Problem
Scan the records that follow, and whenever a line has the word "value", copy it.

Web page and app entries:
------------------------------------------------------------

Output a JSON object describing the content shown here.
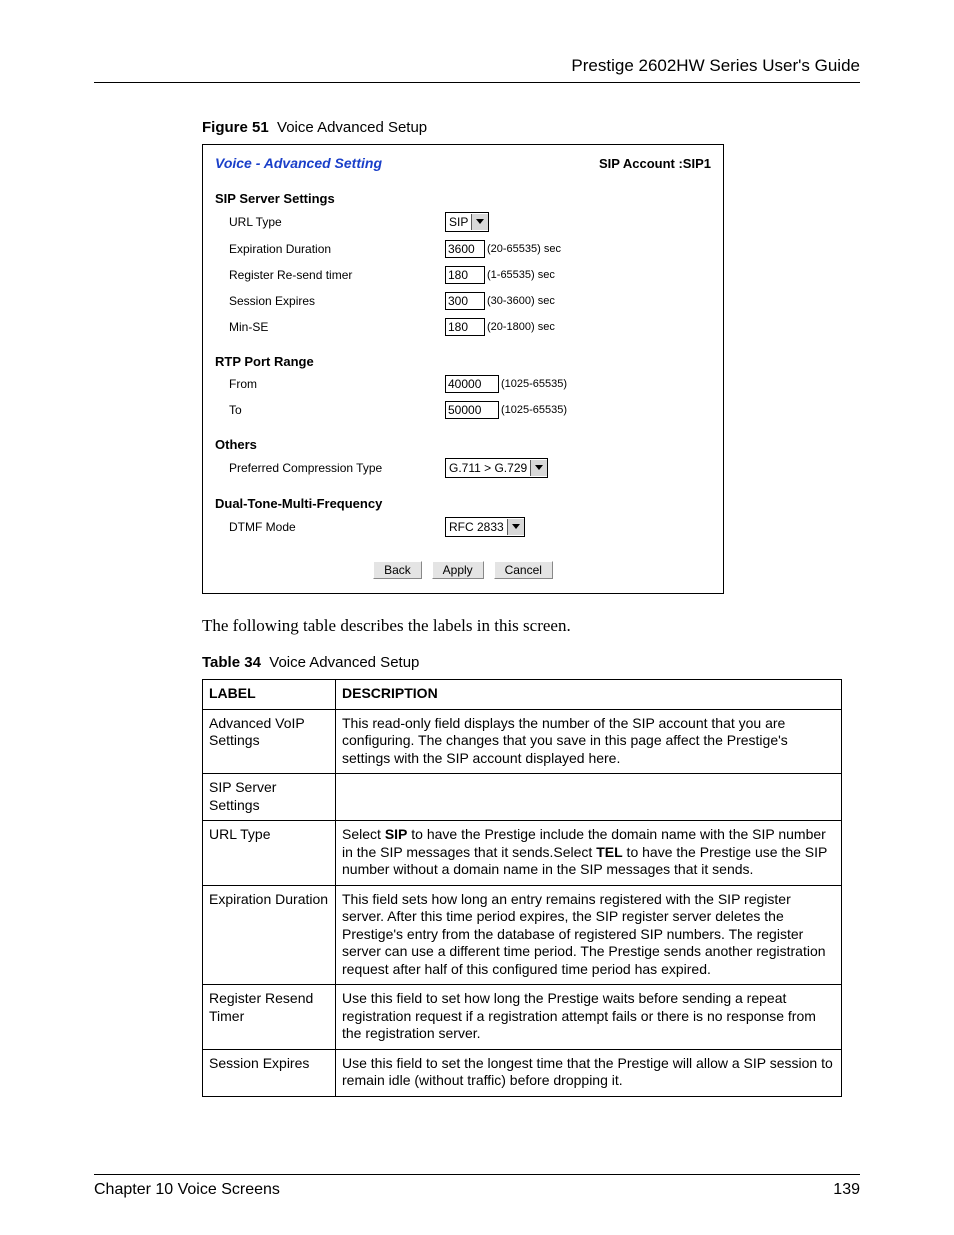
{
  "header": {
    "guideTitle": "Prestige 2602HW Series User's Guide"
  },
  "figure": {
    "label": "Figure 51",
    "title": "Voice Advanced Setup"
  },
  "dialog": {
    "title": "Voice - Advanced Setting",
    "account": "SIP Account :SIP1",
    "sections": {
      "sip": {
        "heading": "SIP Server Settings",
        "urlType": {
          "label": "URL Type",
          "value": "SIP"
        },
        "expDuration": {
          "label": "Expiration Duration",
          "value": "3600",
          "suffix": "(20-65535) sec"
        },
        "registerResend": {
          "label": "Register Re-send timer",
          "value": "180",
          "suffix": "(1-65535) sec"
        },
        "sessionExpires": {
          "label": "Session Expires",
          "value": "300",
          "suffix": "(30-3600) sec"
        },
        "minSE": {
          "label": "Min-SE",
          "value": "180",
          "suffix": "(20-1800) sec"
        }
      },
      "rtp": {
        "heading": "RTP Port Range",
        "from": {
          "label": "From",
          "value": "40000",
          "suffix": "(1025-65535)"
        },
        "to": {
          "label": "To",
          "value": "50000",
          "suffix": "(1025-65535)"
        }
      },
      "others": {
        "heading": "Others",
        "compression": {
          "label": "Preferred Compression Type",
          "value": "G.711 > G.729"
        }
      },
      "dtmf": {
        "heading": "Dual-Tone-Multi-Frequency",
        "mode": {
          "label": "DTMF Mode",
          "value": "RFC 2833"
        }
      }
    },
    "buttons": {
      "back": "Back",
      "apply": "Apply",
      "cancel": "Cancel"
    }
  },
  "bodyPara": "The following table describes the labels in this screen.",
  "table": {
    "label": "Table 34",
    "title": "Voice Advanced Setup",
    "headers": {
      "label": "LABEL",
      "desc": "DESCRIPTION"
    },
    "rows": [
      {
        "label": "Advanced VoIP Settings",
        "desc": "This read-only field displays the number of the SIP account that you are configuring. The changes that you save in this page affect the Prestige's settings with the SIP account displayed here."
      },
      {
        "label": "SIP Server Settings",
        "desc": ""
      },
      {
        "label": "URL Type",
        "descPrefix": "Select ",
        "descBold1": "SIP",
        "descMid": " to have the Prestige include the domain name with the SIP number in the SIP messages that it sends.Select ",
        "descBold2": "TEL",
        "descSuffix": " to have the Prestige use the SIP number without a domain name in the SIP messages that it sends."
      },
      {
        "label": "Expiration Duration",
        "desc": "This field sets how long an entry remains registered with the SIP register server. After this time period expires, the SIP register server deletes the Prestige's entry from the database of registered SIP numbers. The register server can use a different time period. The Prestige sends another registration request after half of this configured time period has expired."
      },
      {
        "label": "Register Resend Timer",
        "desc": "Use this field to set how long the Prestige waits before sending a repeat registration request if a registration attempt fails or there is no response from the registration server."
      },
      {
        "label": "Session Expires",
        "desc": "Use this field to set the longest time that the Prestige will allow a SIP session to remain idle (without traffic) before dropping it."
      }
    ]
  },
  "footer": {
    "chapter": "Chapter 10 Voice Screens",
    "page": "139"
  }
}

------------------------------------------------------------

Completed task
          "value": "SIP"
          "value": "3600",
          "value": "180",
          "value": "300",
          "value": "180",
          "value": "40000",
          "value": "50000",
          "value": "G.711 > G.729"
          "value": "RFC 2833"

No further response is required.